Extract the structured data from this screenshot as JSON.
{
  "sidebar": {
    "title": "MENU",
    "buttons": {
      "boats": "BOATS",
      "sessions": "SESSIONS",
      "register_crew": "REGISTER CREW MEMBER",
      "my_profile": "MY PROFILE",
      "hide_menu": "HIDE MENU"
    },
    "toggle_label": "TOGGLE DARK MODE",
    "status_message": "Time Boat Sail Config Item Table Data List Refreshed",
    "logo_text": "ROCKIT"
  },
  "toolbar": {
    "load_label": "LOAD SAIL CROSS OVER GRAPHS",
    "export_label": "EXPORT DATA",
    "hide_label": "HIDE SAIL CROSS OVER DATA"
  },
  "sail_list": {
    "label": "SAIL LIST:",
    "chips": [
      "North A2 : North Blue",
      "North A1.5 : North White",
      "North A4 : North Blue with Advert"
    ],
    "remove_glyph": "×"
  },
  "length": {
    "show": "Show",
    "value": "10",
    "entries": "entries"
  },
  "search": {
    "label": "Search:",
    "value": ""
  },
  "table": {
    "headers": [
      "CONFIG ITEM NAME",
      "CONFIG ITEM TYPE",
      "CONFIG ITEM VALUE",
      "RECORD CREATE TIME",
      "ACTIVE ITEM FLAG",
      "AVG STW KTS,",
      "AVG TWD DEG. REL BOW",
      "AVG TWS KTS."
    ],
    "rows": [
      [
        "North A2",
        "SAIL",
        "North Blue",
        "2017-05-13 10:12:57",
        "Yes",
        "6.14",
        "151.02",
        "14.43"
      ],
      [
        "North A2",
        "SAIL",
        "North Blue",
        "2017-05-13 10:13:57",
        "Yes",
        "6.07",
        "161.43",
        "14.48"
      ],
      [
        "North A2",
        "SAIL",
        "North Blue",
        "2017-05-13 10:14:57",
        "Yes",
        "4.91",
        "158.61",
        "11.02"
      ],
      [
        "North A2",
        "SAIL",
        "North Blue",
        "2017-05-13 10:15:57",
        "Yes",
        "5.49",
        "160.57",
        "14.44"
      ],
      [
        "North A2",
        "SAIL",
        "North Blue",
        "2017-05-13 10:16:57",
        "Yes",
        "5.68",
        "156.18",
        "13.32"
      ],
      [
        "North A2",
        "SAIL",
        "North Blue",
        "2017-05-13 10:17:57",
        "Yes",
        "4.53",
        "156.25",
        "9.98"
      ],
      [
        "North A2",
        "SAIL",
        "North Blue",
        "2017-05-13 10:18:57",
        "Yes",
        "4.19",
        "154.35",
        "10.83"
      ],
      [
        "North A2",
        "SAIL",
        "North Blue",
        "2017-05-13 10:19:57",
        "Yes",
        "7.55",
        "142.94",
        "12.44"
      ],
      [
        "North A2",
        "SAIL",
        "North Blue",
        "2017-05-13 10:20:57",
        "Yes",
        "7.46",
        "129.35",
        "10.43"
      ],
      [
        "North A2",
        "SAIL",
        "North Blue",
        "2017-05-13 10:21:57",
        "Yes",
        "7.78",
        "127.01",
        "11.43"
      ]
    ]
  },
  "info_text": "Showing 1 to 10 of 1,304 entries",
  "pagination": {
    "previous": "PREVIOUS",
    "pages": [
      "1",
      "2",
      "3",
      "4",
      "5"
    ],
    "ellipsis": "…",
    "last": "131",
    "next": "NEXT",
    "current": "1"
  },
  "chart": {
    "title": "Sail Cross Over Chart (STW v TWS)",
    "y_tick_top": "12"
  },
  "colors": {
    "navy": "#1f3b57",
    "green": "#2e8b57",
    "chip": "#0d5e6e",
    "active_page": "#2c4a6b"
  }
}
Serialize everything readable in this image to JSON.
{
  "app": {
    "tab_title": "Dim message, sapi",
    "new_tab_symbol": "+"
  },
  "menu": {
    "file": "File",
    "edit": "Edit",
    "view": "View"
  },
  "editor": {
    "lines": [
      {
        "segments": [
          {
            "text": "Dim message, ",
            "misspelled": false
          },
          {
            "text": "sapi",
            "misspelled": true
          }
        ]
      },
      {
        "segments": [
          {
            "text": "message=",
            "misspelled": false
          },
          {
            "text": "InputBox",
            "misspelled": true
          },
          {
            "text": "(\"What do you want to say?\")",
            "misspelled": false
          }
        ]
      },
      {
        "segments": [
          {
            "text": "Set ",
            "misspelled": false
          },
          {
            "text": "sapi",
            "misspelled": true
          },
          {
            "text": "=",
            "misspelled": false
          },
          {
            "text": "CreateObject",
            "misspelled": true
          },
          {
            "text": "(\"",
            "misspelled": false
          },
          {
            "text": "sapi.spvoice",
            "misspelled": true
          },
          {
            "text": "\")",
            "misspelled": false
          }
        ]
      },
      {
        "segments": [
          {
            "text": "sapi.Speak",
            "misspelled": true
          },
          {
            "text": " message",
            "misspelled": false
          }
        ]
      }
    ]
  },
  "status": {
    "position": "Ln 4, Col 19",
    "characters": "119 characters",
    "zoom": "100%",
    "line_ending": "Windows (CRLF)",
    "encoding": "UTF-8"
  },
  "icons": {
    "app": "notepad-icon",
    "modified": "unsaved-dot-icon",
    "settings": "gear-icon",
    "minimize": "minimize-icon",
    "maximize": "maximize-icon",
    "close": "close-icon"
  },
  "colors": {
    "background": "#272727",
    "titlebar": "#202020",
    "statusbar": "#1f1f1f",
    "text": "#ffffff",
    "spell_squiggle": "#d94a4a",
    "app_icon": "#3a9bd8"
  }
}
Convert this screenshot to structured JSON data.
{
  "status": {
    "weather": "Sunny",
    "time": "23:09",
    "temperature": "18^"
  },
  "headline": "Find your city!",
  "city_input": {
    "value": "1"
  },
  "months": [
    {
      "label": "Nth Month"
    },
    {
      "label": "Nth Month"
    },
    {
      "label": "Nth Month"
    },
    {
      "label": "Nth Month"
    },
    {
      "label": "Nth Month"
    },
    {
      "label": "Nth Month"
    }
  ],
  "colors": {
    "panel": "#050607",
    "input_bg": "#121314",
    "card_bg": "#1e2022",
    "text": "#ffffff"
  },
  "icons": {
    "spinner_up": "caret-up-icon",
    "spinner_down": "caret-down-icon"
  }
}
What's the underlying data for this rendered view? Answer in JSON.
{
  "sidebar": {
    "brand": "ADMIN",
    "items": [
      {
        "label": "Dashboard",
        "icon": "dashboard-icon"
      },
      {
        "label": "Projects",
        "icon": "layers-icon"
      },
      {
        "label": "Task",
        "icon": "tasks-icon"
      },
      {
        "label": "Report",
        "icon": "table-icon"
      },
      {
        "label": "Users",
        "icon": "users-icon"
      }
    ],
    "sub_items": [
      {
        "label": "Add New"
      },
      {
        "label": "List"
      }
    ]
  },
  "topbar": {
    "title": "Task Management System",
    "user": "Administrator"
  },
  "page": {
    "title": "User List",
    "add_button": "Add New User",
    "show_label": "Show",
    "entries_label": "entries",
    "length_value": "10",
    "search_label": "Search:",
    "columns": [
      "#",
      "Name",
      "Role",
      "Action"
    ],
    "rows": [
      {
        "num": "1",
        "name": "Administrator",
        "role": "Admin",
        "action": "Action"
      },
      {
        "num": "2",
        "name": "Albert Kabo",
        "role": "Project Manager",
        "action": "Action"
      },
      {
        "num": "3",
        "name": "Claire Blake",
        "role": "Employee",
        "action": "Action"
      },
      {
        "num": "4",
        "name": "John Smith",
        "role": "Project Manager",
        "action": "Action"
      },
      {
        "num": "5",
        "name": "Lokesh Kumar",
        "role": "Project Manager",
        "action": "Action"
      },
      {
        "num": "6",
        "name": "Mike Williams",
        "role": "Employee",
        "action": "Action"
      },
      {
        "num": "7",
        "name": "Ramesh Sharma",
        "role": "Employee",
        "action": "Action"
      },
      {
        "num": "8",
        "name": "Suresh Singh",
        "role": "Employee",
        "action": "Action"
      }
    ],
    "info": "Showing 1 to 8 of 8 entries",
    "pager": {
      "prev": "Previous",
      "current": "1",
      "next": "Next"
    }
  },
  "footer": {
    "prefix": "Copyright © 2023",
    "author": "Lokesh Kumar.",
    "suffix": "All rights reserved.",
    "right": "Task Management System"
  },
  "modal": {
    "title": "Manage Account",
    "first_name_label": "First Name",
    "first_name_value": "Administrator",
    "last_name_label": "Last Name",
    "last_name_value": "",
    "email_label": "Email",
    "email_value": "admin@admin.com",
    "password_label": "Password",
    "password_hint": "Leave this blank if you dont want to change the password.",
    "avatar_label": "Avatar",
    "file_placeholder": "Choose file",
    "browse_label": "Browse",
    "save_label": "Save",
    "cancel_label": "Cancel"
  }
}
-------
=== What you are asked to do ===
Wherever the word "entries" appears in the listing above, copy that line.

=== Output for this exercise ===
    "entries": "entries"
  "info_text": "Showing 1 to 10 of 1,304 entries",
    "entries_label": "entries",
    "info": "Showing 1 to 8 of 8 entries",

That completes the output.